Jo explained that if you know which type of butterfly you'd like to encourage into your garden, then you can provide the plants for the butterflies to lay their eggs on and that the particular caterpillar likes to eat (host plants) and the plants that the adult butterflies like to feed on (nectar plants). Butterfly host plants are often difficult and time consuming to propagate and tend to be overlooked by the bigger nurseries, some of the plants are even on endangered plant lists.
Chrysalis of the Orchard Swallowtail butterfly - image courtesy of Jo Hammond
This is where Jo's expertise really comes to the fore, as she knows her "butterfly stuff"! She emphasizes the importance of butterflies to the biodiversity of your garden. Spend a little time in the butterfly lady's company and you'll learn which plants to grow, the difference between host plants and nectar plants, how to start a butterfly garden, how to grow healthy butterfly plants and much, much more.
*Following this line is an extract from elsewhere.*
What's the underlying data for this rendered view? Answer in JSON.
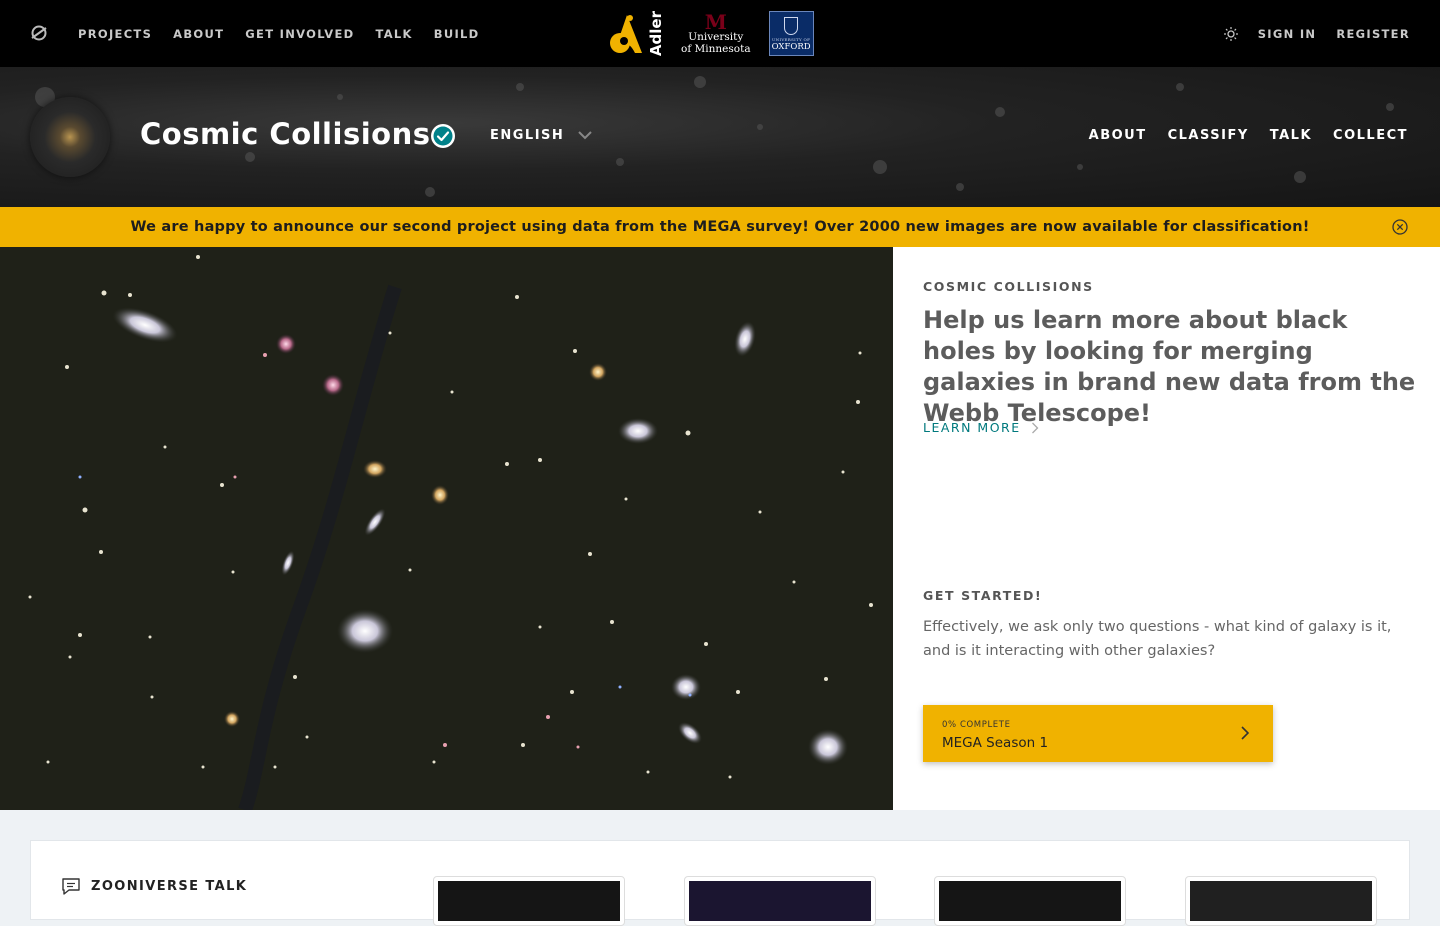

Get a group of your green thumb friends together and book a butterfly plant party, where all the above topics will be addressed. Do you know the collective noun for butterflies? There are a couple, actually. This year there has been an abnormally high butterfly population in South East Queensland. This is partly due to the fact that many of the butterfly's predators have been affected by the very dry conditions this part of the State has experienced. You may, therefore, have seen many flurries or flutters of butterflies!
Male Orchard Swallowtail butterfly - image courtesy of Jo Hammond
Through her business, Butterfly Host Plants, Jo grows and sells butterfly host plants and nectar plants from her point of sale at Ferny Grove. She also visits libraries (giving free talks), attends Open Garden events and gardening expos, undertakes on site consultations and offers a range of packages that will see you well on your way to establishing a butterfly garden.
Jo has appeared on television programs, Totally Wild and Gardening Australia. Her next free talk will be at the Mt Gravatt library on May 16th and her next plant stall will be at "Herb Awareness" - the Queensland Herb Society's annual show - on May 24th at the Albion Peace Hall in Windsor.
Female Orchard Swallowtail butterfly - image courtesy of Jo Hammond
With a wry grin this butterfly lover tells us that she came to Australia with the intention of becoming a pig farmer! I think the butterflies of Queensland are lucky that her career changed directions and ideas of becoming a pig farmer just .... fluttered away!
HI Sandy enjoyed reading your article. Have a lot of butterflies in my garden and would love to know what to plant to attract them. Jo sounds like the woman with all the answers. Thanks for sharing Marina